Today American policymakers face a stark choice. Either, they can fight inflation by continuing to hike interest rates to generate unemployment and bring down aggregate demand. Or, they can employ a surgical approach that reins in the price increases that have been driving inflation, while encouraging investments to overcome chronic supply chain issues.
The current inflation situation hasn’t been about all goods in the economy getting more expensive at the same rate. Specific goods – food, fuel, cars, and housing – have been experiencing massive price shocks, raising the general inflation level substantially. Controlling these changes would require aggregate demand to shrink to unbearable levels for average Americans – essentially making people too poor to buy goods, and thus alleviating bottlenecks.
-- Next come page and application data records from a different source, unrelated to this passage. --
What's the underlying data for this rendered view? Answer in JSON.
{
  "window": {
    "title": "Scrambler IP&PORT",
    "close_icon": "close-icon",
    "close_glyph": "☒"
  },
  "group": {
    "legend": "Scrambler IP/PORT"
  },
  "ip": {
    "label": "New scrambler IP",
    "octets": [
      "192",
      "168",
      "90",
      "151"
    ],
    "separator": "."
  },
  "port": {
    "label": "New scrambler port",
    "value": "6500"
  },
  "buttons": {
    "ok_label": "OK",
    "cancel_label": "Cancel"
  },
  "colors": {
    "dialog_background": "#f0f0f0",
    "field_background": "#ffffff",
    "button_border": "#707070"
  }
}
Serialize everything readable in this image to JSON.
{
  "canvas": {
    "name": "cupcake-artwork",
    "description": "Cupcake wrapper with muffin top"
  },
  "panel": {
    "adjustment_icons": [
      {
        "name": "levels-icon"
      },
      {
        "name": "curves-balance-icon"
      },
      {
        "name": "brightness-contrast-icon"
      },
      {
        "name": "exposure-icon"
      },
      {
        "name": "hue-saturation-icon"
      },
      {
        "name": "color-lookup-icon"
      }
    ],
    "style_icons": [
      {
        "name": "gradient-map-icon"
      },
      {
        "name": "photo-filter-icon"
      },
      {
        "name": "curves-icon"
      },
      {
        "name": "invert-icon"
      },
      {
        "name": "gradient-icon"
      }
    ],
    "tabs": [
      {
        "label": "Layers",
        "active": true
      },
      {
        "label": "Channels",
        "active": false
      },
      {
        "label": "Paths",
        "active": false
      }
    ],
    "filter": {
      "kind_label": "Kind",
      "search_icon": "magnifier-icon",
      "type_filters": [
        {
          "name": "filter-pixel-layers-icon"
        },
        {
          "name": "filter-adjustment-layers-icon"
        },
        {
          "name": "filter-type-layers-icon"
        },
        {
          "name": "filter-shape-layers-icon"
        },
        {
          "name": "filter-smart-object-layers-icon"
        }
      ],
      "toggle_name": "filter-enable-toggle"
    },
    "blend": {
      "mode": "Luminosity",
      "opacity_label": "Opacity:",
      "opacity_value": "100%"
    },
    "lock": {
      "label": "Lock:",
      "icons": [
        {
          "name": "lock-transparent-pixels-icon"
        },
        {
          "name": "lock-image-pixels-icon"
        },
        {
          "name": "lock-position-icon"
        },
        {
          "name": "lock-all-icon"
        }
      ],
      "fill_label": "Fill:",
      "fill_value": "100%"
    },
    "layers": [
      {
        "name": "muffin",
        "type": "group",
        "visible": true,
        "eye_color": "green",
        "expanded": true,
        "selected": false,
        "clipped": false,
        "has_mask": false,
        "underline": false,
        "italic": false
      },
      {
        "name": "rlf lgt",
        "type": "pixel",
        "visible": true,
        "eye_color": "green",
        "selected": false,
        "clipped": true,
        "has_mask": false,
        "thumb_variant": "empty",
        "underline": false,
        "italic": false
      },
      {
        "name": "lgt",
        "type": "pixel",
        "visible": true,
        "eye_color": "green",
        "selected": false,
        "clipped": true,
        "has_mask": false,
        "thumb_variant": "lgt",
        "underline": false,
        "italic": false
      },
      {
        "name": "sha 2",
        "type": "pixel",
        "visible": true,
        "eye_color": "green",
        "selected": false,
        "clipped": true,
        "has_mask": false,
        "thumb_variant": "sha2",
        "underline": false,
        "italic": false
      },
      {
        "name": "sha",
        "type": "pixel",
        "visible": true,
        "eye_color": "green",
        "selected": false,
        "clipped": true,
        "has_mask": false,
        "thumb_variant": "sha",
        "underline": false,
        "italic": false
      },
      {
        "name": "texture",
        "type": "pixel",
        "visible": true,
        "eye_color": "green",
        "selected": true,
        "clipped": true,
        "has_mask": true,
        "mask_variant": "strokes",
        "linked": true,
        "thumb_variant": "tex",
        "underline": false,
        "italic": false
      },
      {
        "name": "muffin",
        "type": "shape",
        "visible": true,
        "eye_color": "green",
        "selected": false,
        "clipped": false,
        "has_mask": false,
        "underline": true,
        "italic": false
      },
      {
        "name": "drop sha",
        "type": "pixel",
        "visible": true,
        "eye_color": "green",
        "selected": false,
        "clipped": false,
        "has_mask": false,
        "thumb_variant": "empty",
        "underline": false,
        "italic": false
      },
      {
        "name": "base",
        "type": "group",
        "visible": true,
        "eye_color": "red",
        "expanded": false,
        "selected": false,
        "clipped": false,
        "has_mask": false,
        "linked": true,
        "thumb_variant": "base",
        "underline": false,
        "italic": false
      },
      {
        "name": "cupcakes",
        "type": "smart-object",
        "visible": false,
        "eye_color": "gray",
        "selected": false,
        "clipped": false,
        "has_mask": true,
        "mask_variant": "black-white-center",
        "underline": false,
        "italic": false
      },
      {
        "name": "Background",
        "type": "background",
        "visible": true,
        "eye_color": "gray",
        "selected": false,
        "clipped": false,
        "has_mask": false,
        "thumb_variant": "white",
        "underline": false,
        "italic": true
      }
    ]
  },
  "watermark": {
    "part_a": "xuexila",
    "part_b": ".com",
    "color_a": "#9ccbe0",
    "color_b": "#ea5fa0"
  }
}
Rate hikes are not only ill suited to bring down these essential prices but risk a recession throwing millions out of work.
Opinion by Mark Paul and Isaballa Weber, The Guardian, August 17, 2022